Follow us:

Microsoft Pri0

Welcome to Microsoft Pri0: That's Microspeak for top priority, and that's the news and observations you'll find here from Seattle Times technology reporter Matt Day.

December 11, 2006 at 1:49 PM

No more CDs, what’s next?

When you cover technology for a living, it’s easy to get wrapped up in the newest, and almost always better, devices and products hitting store shelves.

But this story in the Washington Post today reminded me that the old way of doing things may perhaps have been better, or at least a better experience for the senses.

Paul Farhi, a Post staff writer, tests this notion regarding the closure of Tower Records, which is finally succumbing to the Internet.

He writes:

And isn’t that better? Doesn’t the digital universe give anyone with a computer and a credit card wider and speedier access to more music than any Tower could ever stock? Isn’t it better when you never have to find a parking space or deal with one of those haughty, green-haired clerks who always gave your Beach Boys and show-tune selections a look that said, “Wow, you are such a geezer”?

No, it isn’t. Not exactly.

Farhi writes that something is lost when you go online. When you go to the store, you fight for parking, you can physically sift through shelves of options and you can smell the people next to you.

That made me wonder. What other things has technology replaced for the worse? Maybe that’s a bit harsh, but technology may have sterilized other experiences as well?

Were telephones better when they had cords and didn’t leave the house? Does solving a calculus problem on paper feel better than punching numbers into a computer?

What do you think?

Comments | More in Digital media

COMMENTS

No personal attacks or insults, no hate speech, no profanity. Please keep the conversation civil and help us moderate this thread by reporting any abuse. See our Commenting FAQ.



The opinions expressed in reader comments are those of the author only, and do not reflect the opinions of The Seattle Times.


The Seattle Times

The door is closed, but it's not locked.

Take a minute to subscribe and continue to enjoy The Seattle Times for as little as 99 cents a week.

Subscription options ►

Already a subscriber?

We've got good news for you. Unlimited seattletimes.com content access is included with most subscriptions.

Subscriber login ►
The Seattle Times

To keep reading, you need a subscription upgrade.

We hope you have enjoyed your complimentary access. For unlimited seattletimes.com access, please upgrade your digital subscription.

Call customer service at 1.800.542.0820 for assistance with your upgrade or questions about your subscriber status.

The Seattle Times

To keep reading, you need a subscription.
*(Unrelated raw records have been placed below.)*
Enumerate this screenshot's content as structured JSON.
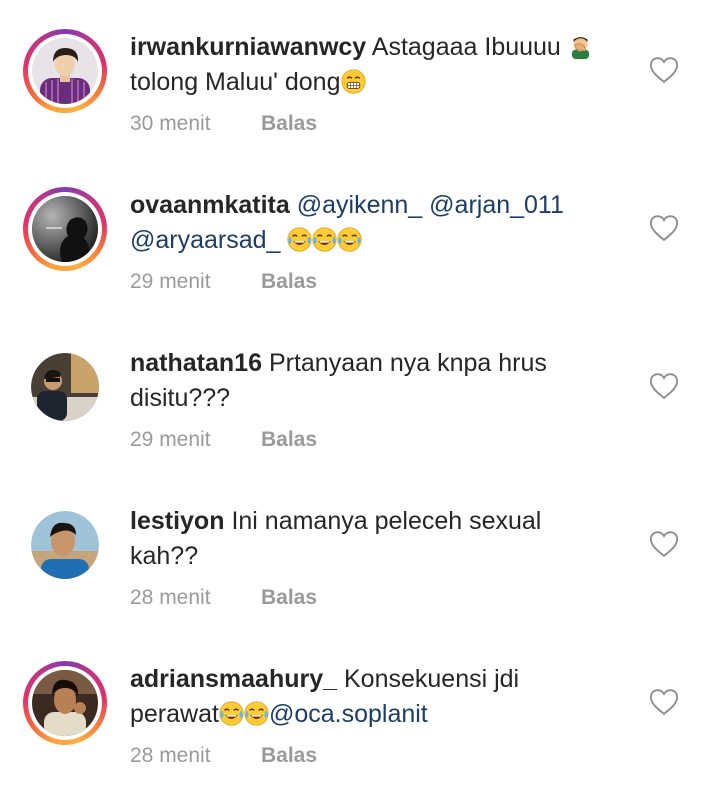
{
  "comments": [
    {
      "username": "irwankurniawanwcy",
      "text_a": "Astagaaa Ibuuuu",
      "emoji_a": "facepalm-emoji",
      "text_b": "tolong Maluu' dong",
      "emoji_b": "grimacing-emoji",
      "time": "30 menit",
      "reply": "Balas",
      "story_ring": true
    },
    {
      "username": "ovaanmkatita",
      "mention_1": "@ayikenn_",
      "mention_2": "@arjan_011",
      "mention_3": "@aryaarsad_",
      "emoji": "tears-of-joy-emoji x3",
      "time": "29 menit",
      "reply": "Balas",
      "story_ring": true
    },
    {
      "username": "nathatan16",
      "text": "Prtanyaan nya knpa hrus disitu???",
      "time": "29 menit",
      "reply": "Balas",
      "story_ring": false
    },
    {
      "username": "lestiyon",
      "text": "Ini namanya peleceh sexual kah??",
      "time": "28 menit",
      "reply": "Balas",
      "story_ring": false
    },
    {
      "username": "adriansmaahury_",
      "text_a": "Konsekuensi jdi perawat",
      "emoji": "tears-of-joy-emoji x2",
      "mention": "@oca.soplanit",
      "time": "28 menit",
      "reply": "Balas",
      "story_ring": true
    }
  ],
  "colors": {
    "username": "#262626",
    "mention": "#1b3d69",
    "meta": "#9a9a9a",
    "ring_start": "#fcaf45",
    "ring_end": "#c13584"
  },
  "icons": {
    "like": "heart-outline-icon"
  }
}
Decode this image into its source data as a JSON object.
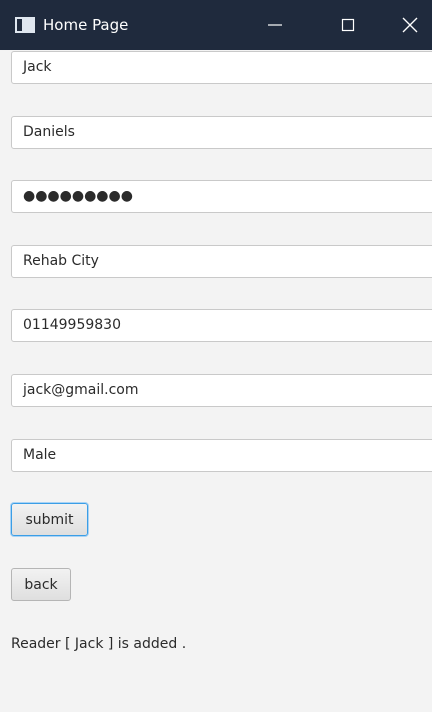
{
  "window": {
    "title": "Home Page"
  },
  "form": {
    "first_name": "Jack",
    "last_name": "Daniels",
    "password": "●●●●●●●●●",
    "address": "Rehab City",
    "phone": "01149959830",
    "email": "jack@gmail.com",
    "gender": "Male"
  },
  "buttons": {
    "submit_label": "submit",
    "back_label": "back"
  },
  "status": {
    "message": "Reader [ Jack ] is added ."
  },
  "colors": {
    "titlebar": "#1f2a3d",
    "focus_accent": "#3b9ee6"
  }
}
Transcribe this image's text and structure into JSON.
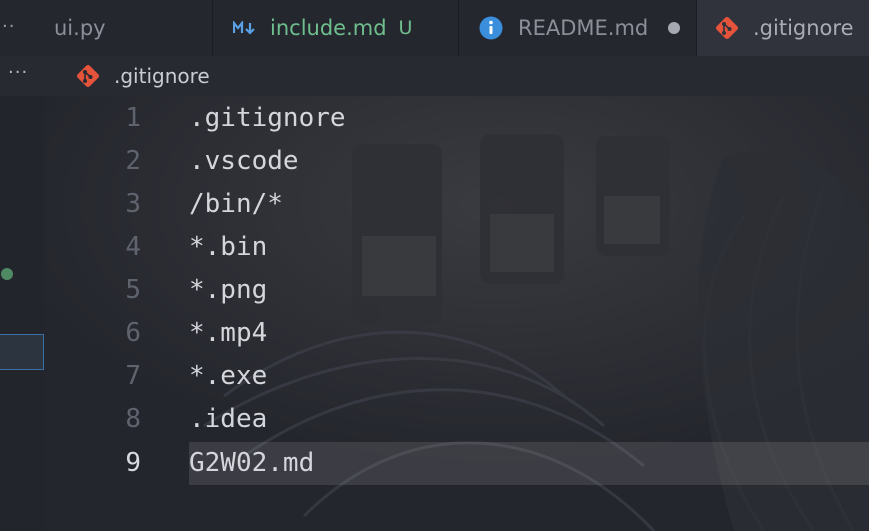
{
  "tabs": [
    {
      "label": "ui.py",
      "icon": "more-icon",
      "status": ""
    },
    {
      "label": "include.md",
      "icon": "markdown-icon",
      "status": "U",
      "color": "#6fbf8e"
    },
    {
      "label": "README.md",
      "icon": "info-icon",
      "status": "dot"
    },
    {
      "label": ".gitignore",
      "icon": "git-icon",
      "status": "",
      "active": true
    }
  ],
  "breadcrumb": {
    "more": "···",
    "file": ".gitignore",
    "icon": "git-icon"
  },
  "editor": {
    "lines": [
      {
        "number": "1",
        "text": ".gitignore"
      },
      {
        "number": "2",
        "text": ".vscode"
      },
      {
        "number": "3",
        "text": "/bin/*"
      },
      {
        "number": "4",
        "text": "*.bin"
      },
      {
        "number": "5",
        "text": "*.png"
      },
      {
        "number": "6",
        "text": "*.mp4"
      },
      {
        "number": "7",
        "text": "*.exe"
      },
      {
        "number": "8",
        "text": ".idea"
      },
      {
        "number": "9",
        "text": "G2W02.md"
      }
    ],
    "current_line": "9"
  },
  "colors": {
    "git_icon": "#e5533b",
    "info_icon": "#3b8edb",
    "untracked": "#6fbf8e",
    "accent_border": "#3b6fa6"
  }
}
We hope you have enjoyed your complimentary access. Subscribe now for unlimited access!

Subscription options ►

Already a subscriber?

We've got good news for you. Unlimited seattletimes.com content access is included with most subscriptions.

Activate Subscriber Account ►